Angry Syrian protesters set fire to the Danish and Norwegian embassies in Damascus Saturday. It was the most violent demonstration of anger to date over cartoons depicting the Muslim prophet Mohammad in western newspapers.
They came several thousand strong - carrying banners in praise of God and Islam.
It was supposed to be a peaceful demonstration. But, soon protestors began throwing stones at the Danish embassy building. They broke through the barricades and set fire to the building.
Similar scenes took place at the Norwegian embassy and police eventually used water cannons to disperse the crowds.
Police also used water hoses to disperse hundreds of protesters in front of the French embassy and riot police were stationed at the American diplomatic mission.

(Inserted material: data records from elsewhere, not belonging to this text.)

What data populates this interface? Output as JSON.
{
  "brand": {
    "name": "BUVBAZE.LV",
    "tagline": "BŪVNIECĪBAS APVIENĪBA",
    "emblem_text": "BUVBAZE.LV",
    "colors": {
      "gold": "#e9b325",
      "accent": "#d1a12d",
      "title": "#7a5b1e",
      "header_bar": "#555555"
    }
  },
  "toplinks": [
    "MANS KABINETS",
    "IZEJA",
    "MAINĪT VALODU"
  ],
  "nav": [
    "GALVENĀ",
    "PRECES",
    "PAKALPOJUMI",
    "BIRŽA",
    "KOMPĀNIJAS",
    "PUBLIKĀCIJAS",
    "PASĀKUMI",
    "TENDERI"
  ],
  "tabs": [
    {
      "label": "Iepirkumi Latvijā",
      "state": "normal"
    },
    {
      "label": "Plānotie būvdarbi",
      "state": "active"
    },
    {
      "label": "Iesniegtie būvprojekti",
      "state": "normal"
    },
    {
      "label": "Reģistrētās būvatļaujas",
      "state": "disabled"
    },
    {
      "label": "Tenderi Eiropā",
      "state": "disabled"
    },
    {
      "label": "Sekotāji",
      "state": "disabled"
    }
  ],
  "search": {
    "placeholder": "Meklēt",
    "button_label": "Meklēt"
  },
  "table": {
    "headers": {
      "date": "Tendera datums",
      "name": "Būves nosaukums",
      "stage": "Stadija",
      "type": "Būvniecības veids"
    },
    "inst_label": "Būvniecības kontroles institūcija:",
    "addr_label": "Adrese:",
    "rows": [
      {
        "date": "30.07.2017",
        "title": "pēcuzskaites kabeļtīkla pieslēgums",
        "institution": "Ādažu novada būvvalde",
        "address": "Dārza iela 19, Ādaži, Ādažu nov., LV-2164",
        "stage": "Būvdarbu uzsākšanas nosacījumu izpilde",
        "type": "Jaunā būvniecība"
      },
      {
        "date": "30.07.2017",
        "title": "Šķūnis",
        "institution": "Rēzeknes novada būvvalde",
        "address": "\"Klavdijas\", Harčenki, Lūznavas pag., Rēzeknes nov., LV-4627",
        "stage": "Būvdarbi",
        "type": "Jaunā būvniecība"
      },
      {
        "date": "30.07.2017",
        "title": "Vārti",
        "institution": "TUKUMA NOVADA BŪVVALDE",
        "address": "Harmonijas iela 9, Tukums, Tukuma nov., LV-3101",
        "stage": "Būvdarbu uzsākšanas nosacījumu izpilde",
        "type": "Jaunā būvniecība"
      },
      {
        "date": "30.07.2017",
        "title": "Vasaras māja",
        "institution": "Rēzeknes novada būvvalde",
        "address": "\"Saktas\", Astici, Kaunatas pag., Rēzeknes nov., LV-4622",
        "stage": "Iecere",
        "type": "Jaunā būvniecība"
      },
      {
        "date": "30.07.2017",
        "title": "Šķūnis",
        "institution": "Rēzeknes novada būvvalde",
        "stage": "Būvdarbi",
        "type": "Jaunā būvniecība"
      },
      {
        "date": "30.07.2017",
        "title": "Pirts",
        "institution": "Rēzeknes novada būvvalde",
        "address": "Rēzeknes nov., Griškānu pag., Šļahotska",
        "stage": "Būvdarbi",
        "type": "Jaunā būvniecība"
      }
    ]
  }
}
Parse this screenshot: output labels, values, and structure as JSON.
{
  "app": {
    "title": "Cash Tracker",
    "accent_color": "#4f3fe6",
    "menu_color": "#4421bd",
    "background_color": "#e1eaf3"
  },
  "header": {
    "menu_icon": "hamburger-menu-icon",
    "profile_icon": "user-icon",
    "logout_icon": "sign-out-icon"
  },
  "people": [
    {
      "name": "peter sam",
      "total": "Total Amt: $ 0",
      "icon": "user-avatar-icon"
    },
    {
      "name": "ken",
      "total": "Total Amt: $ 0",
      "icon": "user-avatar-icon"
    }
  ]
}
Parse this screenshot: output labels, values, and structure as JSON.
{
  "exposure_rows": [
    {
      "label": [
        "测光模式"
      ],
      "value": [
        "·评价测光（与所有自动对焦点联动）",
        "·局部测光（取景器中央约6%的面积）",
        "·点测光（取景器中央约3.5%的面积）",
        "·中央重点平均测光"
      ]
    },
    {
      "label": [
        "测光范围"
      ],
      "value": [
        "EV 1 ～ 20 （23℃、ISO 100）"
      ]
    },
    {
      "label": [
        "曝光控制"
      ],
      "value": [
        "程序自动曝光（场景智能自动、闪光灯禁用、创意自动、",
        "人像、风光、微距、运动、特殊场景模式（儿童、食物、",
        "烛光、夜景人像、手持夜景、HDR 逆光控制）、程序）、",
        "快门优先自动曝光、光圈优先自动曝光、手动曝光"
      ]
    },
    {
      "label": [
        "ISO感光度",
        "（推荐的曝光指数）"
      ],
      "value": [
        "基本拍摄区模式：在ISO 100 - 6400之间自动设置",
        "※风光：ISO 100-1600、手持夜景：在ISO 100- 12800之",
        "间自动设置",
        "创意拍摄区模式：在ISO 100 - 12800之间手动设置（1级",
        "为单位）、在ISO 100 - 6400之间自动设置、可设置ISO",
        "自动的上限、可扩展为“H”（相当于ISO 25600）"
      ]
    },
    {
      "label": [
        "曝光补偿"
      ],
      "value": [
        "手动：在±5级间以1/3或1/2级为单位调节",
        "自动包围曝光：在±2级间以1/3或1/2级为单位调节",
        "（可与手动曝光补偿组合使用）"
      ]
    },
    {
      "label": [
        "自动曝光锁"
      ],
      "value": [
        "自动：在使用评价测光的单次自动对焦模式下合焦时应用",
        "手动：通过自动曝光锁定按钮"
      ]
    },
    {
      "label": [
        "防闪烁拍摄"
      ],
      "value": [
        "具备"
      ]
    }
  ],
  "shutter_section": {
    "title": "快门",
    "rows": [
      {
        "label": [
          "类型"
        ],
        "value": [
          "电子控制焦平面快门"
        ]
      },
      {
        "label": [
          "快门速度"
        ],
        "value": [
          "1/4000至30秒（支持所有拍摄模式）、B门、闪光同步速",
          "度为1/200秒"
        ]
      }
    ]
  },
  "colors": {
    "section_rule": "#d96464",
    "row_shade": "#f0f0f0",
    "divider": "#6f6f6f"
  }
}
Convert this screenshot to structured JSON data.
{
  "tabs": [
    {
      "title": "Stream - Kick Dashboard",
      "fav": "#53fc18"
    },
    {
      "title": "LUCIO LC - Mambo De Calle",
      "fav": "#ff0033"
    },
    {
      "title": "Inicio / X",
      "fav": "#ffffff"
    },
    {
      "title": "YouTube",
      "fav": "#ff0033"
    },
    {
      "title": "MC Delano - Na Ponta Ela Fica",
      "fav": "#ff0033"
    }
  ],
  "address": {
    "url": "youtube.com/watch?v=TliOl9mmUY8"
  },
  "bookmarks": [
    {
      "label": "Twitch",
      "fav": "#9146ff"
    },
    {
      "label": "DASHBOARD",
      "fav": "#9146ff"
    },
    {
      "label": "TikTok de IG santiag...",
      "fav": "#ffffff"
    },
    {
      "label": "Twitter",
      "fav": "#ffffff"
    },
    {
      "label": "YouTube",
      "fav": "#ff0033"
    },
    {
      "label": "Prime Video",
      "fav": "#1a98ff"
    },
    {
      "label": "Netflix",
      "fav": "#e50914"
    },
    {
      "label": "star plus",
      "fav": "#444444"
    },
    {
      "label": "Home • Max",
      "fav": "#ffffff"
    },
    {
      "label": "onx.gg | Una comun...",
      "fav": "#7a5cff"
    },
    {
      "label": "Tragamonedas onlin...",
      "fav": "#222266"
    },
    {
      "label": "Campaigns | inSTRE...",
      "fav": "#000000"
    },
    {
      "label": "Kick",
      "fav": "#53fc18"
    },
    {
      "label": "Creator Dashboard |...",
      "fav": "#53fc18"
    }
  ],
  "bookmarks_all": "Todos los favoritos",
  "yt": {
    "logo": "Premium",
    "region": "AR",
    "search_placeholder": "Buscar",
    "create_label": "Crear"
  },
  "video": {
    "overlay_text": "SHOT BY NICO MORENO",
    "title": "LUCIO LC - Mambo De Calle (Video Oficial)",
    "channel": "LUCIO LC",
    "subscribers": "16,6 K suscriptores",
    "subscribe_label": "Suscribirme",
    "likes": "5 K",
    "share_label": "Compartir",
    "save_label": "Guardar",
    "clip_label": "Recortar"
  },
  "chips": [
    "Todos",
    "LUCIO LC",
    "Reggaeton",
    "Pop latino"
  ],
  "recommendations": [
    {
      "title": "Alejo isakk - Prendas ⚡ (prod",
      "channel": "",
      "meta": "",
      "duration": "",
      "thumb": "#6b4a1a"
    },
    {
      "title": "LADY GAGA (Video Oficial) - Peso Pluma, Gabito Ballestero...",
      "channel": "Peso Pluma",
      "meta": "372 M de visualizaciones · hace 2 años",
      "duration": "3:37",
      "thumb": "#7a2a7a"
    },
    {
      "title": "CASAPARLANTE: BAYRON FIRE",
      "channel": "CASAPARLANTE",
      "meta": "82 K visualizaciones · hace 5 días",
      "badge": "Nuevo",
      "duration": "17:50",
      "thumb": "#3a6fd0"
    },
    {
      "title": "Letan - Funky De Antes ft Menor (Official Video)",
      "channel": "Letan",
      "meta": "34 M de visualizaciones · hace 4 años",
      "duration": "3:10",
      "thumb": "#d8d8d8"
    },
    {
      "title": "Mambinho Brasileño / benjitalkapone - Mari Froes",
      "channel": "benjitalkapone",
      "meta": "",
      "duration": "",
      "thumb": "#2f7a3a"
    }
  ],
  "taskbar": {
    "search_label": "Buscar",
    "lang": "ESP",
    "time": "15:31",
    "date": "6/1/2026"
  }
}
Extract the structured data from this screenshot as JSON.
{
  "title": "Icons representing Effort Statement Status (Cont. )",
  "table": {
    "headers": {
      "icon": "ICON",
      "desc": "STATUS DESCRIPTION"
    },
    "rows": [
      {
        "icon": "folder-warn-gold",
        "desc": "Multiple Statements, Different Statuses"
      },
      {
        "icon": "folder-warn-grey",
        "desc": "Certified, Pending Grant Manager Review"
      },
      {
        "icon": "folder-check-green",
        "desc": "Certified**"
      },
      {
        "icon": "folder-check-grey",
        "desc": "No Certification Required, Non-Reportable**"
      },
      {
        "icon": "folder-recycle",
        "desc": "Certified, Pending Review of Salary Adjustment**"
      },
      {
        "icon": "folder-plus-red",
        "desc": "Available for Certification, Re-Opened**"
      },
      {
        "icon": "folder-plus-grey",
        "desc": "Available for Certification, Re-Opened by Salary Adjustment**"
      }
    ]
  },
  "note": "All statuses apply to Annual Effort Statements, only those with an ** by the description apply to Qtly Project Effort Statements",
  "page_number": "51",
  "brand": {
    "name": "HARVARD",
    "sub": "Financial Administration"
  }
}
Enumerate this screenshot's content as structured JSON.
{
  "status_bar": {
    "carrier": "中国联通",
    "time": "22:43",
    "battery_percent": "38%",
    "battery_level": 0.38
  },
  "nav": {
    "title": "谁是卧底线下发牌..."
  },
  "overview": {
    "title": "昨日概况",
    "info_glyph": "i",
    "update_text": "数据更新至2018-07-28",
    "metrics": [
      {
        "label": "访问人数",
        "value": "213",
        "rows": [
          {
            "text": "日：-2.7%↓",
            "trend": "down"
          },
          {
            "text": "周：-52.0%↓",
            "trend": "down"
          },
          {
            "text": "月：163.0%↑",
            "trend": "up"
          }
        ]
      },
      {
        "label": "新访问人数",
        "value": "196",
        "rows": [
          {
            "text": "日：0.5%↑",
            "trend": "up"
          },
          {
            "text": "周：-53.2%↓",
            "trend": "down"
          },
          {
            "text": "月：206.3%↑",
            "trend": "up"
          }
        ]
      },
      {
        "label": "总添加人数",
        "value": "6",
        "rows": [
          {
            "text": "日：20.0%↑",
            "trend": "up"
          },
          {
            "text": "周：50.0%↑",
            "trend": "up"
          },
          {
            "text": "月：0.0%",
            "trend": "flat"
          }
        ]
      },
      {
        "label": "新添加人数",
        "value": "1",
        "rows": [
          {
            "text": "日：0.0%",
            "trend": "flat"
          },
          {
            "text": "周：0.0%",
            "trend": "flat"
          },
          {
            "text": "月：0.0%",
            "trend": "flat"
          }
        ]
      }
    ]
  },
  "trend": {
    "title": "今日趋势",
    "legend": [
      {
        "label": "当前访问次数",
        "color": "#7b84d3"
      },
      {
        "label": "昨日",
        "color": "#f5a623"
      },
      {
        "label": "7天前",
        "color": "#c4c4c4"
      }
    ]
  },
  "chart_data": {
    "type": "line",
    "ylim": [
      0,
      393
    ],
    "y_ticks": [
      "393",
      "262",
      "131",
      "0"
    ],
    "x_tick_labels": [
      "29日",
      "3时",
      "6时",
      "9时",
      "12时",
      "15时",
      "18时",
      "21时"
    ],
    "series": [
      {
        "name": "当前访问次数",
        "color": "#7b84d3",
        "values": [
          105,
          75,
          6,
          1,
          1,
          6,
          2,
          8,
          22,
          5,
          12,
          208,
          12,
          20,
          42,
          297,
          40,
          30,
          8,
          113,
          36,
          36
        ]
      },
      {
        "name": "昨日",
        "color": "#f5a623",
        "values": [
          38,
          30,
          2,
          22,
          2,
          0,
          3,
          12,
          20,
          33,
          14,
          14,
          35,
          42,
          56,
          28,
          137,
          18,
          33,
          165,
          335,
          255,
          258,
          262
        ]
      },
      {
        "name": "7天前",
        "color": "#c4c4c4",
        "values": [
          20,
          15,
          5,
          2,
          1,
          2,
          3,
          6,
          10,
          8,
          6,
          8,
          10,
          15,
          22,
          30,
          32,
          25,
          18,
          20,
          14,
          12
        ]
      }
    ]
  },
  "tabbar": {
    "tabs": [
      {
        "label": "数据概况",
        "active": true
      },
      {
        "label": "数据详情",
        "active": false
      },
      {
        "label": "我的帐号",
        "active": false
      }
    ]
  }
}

It was the most violent protest to date over the publication of a series of cartoons - one of which depicts the Muslim prophet Mohammad wearing a turban in the shape of a bomb.
The cartoons were first published in a Danish newspaper last September and later reprinted in a Norwegian newspaper. They have since been reprinted elsewhere in Europe and as far away as New Zealand by newspapers that say they are taking the action in defense of the right of the freedom of speech.
The cartoons have outraged Muslims, who say they defame their religion and are a sign of western disregard for the Muslim world.
Protests over the cartoons have taken place throughout the Middle East and other Islamic countries.
There were no reports of injuries in Saturday's protests in Damascus. Both Norway and Denmark have urged their citizens to leave Syria.